Join us for our talk with Helena Twigg.
Almost one year ago to the day, an announcement was made that Beagle 2 had been found on the surface of Mars. This low-budget, highly experimental British foray into space engineering had been lost for eleven years and was presumed to have crashed into the planet: its carefully designed Entry, Descent and Landing system having failed and the whole module disappeared without trace.
This presentation will tell the story of a remarkable project, the emotional impact of its loss and eventual discovery, and the use of radar technology in the Entry, Descent and Landing system of Beagle 2, by a member of the EDL system design team.
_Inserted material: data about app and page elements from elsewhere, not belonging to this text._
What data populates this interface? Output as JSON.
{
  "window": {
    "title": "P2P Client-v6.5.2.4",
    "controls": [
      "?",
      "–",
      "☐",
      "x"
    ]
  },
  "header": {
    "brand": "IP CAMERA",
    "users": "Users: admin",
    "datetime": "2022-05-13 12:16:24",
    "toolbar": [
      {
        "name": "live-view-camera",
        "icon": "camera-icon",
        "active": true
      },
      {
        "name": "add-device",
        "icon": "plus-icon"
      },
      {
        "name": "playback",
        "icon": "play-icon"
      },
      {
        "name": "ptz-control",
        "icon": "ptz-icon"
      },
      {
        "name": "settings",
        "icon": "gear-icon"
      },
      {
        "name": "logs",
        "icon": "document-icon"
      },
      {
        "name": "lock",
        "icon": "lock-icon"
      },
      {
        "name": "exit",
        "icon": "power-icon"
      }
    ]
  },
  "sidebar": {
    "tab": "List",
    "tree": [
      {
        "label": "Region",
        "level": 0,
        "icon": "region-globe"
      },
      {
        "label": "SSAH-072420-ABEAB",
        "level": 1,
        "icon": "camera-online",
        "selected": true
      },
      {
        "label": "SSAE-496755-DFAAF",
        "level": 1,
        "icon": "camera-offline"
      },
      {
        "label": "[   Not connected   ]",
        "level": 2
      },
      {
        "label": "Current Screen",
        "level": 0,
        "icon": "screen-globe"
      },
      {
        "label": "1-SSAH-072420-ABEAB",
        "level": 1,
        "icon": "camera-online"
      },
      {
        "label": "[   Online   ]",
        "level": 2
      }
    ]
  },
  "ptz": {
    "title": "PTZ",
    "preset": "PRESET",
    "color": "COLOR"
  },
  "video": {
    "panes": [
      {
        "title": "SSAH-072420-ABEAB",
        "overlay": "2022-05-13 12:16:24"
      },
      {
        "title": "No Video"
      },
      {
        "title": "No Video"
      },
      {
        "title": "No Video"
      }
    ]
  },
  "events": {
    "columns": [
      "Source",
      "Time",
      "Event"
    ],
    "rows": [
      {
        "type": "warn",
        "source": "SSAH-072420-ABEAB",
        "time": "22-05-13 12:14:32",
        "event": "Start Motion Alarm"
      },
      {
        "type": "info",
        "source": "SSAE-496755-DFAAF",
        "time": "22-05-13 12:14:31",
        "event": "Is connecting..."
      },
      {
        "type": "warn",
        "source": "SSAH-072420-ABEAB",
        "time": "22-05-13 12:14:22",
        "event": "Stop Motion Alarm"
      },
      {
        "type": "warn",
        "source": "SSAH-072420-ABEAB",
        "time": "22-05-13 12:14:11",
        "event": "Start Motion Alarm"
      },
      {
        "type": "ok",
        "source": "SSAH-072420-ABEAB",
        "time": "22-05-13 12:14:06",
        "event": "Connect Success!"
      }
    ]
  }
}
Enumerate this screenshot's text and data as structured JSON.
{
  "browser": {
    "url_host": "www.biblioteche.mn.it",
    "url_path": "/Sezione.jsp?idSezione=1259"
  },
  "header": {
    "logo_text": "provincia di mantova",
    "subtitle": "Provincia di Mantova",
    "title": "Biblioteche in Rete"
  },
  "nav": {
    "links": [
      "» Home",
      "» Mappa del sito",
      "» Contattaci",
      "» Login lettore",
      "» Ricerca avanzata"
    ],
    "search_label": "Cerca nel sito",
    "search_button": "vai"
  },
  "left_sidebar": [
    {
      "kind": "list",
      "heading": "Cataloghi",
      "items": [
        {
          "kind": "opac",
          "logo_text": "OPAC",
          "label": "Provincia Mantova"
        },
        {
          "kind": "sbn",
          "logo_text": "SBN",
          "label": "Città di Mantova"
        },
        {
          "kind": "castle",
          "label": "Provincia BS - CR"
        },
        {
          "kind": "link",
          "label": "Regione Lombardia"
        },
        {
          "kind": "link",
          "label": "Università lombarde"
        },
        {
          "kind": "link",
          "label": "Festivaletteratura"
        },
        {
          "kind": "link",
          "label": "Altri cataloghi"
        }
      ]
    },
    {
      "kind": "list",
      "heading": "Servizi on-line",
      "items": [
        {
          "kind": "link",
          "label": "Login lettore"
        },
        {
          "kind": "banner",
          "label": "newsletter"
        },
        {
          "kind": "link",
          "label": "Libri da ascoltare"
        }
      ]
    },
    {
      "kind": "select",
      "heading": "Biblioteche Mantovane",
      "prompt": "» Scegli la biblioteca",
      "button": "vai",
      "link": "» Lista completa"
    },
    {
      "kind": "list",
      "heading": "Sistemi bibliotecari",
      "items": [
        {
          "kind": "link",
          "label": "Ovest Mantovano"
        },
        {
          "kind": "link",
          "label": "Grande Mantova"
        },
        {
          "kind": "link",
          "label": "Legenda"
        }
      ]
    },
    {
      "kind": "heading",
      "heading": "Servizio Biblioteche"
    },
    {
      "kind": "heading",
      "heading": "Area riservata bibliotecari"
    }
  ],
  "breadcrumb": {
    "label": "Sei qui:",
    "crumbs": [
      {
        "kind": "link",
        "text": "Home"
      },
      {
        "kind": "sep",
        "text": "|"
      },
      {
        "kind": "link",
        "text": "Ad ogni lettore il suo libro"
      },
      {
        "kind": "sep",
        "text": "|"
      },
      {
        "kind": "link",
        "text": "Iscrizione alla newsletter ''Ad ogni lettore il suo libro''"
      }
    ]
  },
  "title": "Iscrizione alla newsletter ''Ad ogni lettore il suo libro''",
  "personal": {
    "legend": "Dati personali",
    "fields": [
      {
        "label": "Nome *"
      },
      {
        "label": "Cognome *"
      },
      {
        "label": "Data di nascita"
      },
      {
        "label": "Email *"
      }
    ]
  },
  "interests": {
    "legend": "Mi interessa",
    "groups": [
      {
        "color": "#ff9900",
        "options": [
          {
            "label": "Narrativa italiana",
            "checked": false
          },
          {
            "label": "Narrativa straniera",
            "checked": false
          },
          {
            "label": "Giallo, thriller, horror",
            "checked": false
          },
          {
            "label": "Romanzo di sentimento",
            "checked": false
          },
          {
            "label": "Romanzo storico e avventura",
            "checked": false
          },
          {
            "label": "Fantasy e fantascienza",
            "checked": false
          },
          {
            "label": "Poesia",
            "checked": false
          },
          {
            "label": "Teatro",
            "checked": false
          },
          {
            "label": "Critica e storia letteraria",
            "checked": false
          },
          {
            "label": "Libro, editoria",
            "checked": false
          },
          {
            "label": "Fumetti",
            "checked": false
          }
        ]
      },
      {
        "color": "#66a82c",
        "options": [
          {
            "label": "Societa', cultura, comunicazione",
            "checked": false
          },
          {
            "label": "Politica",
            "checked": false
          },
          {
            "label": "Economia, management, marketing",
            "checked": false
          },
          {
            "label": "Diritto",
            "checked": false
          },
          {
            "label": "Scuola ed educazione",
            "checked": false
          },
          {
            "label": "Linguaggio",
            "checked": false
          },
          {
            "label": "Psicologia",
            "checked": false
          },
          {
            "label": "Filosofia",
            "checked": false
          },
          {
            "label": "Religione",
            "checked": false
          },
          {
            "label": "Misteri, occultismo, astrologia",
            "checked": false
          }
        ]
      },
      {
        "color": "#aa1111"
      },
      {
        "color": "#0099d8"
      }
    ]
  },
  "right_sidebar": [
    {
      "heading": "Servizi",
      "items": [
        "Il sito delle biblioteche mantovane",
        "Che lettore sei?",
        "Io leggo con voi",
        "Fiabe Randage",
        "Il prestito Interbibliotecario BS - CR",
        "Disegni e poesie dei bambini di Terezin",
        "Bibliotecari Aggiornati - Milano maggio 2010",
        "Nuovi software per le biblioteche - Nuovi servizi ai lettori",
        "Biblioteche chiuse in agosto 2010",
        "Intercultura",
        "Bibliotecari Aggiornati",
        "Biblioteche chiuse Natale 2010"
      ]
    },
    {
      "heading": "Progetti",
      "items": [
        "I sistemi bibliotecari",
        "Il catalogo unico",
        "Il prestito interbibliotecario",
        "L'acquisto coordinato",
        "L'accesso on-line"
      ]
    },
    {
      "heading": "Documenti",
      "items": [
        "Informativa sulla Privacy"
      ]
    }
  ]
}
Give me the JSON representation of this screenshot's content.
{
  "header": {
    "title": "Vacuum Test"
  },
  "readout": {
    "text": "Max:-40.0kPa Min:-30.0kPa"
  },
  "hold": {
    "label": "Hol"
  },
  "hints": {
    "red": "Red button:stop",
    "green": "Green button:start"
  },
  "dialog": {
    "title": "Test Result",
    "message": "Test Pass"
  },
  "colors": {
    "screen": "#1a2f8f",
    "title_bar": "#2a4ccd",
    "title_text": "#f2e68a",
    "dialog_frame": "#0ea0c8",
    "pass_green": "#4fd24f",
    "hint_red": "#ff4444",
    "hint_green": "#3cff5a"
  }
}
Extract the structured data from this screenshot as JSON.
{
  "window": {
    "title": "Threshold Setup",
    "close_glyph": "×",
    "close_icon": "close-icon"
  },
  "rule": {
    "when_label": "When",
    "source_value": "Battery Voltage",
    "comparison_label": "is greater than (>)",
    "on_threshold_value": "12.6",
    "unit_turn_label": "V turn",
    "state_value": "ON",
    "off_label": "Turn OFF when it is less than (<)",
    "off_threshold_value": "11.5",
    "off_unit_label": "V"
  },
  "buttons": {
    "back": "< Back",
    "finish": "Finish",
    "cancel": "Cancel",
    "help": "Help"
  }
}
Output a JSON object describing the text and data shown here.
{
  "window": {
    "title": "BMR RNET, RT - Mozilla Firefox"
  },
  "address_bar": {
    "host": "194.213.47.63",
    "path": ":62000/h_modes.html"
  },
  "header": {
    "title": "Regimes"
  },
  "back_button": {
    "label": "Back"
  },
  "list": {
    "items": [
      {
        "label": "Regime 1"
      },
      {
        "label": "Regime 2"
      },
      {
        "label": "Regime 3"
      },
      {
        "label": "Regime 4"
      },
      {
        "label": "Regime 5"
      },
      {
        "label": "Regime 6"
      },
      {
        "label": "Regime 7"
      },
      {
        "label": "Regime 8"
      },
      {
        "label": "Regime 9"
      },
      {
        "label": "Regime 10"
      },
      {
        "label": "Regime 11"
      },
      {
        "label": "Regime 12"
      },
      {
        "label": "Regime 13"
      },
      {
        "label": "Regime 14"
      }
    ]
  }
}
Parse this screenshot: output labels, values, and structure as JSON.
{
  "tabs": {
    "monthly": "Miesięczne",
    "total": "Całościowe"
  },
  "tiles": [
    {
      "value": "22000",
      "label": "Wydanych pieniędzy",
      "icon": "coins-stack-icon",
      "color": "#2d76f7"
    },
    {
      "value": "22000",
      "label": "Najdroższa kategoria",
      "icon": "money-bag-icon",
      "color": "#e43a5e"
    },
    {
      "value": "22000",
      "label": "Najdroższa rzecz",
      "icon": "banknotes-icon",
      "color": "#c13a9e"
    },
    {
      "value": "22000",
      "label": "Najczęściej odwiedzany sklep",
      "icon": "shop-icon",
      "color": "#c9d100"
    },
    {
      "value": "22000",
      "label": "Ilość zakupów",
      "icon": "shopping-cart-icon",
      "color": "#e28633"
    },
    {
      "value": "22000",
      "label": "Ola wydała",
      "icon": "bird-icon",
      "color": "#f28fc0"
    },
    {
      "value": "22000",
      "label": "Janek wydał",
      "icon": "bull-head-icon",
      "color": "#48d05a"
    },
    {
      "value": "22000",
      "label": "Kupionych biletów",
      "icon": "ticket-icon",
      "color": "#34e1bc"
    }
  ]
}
A task with many, many estimations, and many, many unknowns - how do you test something that is required to work on Mars?
About the speaker
Helena Twigg graduated in 1998 from the University of York with a B.Eng. in Electronic Engineering and spent seven years in Research and Development, including working on Beagle 2. In 2005, she returned to academia and completed a M.Sc. in Forensic Engineering and Science at Cranfield University. Since then she has worked as a Digital Forensic Examiner, Mum, Electronic Engineering Lecturer and most recently has returned to Research again, developing sensors to detect corrosion in offshore marine structures.